Lancashire’s Police and Crime Commissioner has visited Myerscough College to outline his commitment to tackling rural crime.
Andrew Snowden said he was keen to explore opportunities to work together and paid a visit to Myerscough to meet some of the team behind the recently launched Farm Defender crime prevention tool developed by the College and Lancashire Constabulary.
The visit follows the Commissioner's recent announcement of a further 700k investment into rural policing over the next financial year which will be used to strengthen the Constabulary's rural task forces to tackle issues including theft of plant and machinery, wildlife crime and trespassing.
Commissioner Snowden said: "It's been great to have the opportunity to visit Myerscough College and to learn more about the Farm Defender tool which was developed in partnership with colleagues from the Constabulary's rural team.
"Solid crime prevention advice is a really important part of keeping our rural communities safe and, together with the additional investments in our rural taskforces, will make a real difference here in Lancashire.
(Above: Andrew Snowden is shown the Farm Defender tool by Myerscough's David Singleton)

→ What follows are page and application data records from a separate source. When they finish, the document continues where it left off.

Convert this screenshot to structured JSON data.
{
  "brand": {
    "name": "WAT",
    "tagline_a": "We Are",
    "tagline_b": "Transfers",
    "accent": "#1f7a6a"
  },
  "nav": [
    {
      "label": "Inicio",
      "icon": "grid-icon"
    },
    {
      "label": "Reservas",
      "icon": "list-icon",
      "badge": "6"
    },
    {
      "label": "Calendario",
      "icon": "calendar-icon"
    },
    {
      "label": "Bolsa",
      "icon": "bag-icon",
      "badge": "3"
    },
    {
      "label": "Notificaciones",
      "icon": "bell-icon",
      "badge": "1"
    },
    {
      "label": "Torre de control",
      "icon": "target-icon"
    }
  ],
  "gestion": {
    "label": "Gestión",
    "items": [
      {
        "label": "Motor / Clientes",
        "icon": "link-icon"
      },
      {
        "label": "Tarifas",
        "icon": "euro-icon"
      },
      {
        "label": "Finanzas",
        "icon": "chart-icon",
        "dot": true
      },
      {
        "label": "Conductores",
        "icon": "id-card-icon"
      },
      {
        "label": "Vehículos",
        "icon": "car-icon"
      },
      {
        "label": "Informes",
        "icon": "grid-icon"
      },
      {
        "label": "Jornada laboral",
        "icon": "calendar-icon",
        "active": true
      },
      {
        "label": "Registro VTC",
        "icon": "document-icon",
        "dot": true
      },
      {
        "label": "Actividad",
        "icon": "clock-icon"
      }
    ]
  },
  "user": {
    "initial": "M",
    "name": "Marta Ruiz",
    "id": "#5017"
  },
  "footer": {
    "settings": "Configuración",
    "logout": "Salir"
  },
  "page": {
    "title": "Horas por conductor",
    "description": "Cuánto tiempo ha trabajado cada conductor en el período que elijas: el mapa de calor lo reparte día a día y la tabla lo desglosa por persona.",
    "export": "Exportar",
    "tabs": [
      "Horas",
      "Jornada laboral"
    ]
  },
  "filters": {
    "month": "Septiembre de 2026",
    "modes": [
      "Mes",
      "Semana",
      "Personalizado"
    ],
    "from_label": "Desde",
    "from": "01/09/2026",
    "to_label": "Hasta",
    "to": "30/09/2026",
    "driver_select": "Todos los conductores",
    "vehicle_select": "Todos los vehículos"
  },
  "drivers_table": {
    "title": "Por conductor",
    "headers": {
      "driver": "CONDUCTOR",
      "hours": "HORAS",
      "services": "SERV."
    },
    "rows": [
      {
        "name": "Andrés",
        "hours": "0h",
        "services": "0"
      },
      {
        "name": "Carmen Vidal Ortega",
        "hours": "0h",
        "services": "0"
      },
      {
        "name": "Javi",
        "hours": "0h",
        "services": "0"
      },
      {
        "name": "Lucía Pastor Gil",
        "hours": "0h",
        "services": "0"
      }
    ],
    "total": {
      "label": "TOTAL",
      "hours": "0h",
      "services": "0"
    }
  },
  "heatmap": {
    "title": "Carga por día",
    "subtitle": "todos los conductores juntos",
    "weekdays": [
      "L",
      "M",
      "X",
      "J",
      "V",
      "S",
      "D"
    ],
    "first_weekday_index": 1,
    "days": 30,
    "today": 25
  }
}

"Our rural task forces are already making huge strides in tackling issues such as wildlife crime and trespassing as well as the theft of machinery with over £1m worth of stolen plant and machinery already recovered this year.
"I will continue to explore opportunities to work with partners like Myerscough College to find innovative solutions to tackling and preventing crime in rural areas of the county."
David Singleton, lecturer in agriculture at Myerscough College, worked closely with the force over a number of months to create and shoot the Farm Defender video.
He said: ‘’Rural crime affects many people across Lancashire and more widely across the country, and Farm Defender is a great initiative to help minimise the risk of farms being targeted.
‘’This video is already proving to be of significant benefit, not only to our students, but also to the wider farming community, to best equip the workforce to combat crime, and also hopefully to engage as much of the rural population and agriculture sector as possible, some of whom are set in their ways and reluctant to change.’’
Alison Robinson, Chief Executive and Principal of Myerscough College, added: ‘’It was great to welcome Andrew to Myerscough to showcase what we’re doing to try and reduce rural crime in the county and beyond.
‘’Initiatives such as Farm Defender can make a real difference in the sector, and with rural crime high on the Commissioner’s agenda, we’re delighted to be involved in tackling it.
‘’We look forward to continuing to strengthening our links with the Commissioner, and Lancashire Constabulary, over the coming weeks and months.’’
The Farm Defender tool is a virtual reality (VR) experience that uses computer technology to create a simulated farm environment. It is designed to educate users in an engaging and immersive way about the points on their farm which are vulnerable to organised crime gangs and offers advice on how to protect their equipment and property.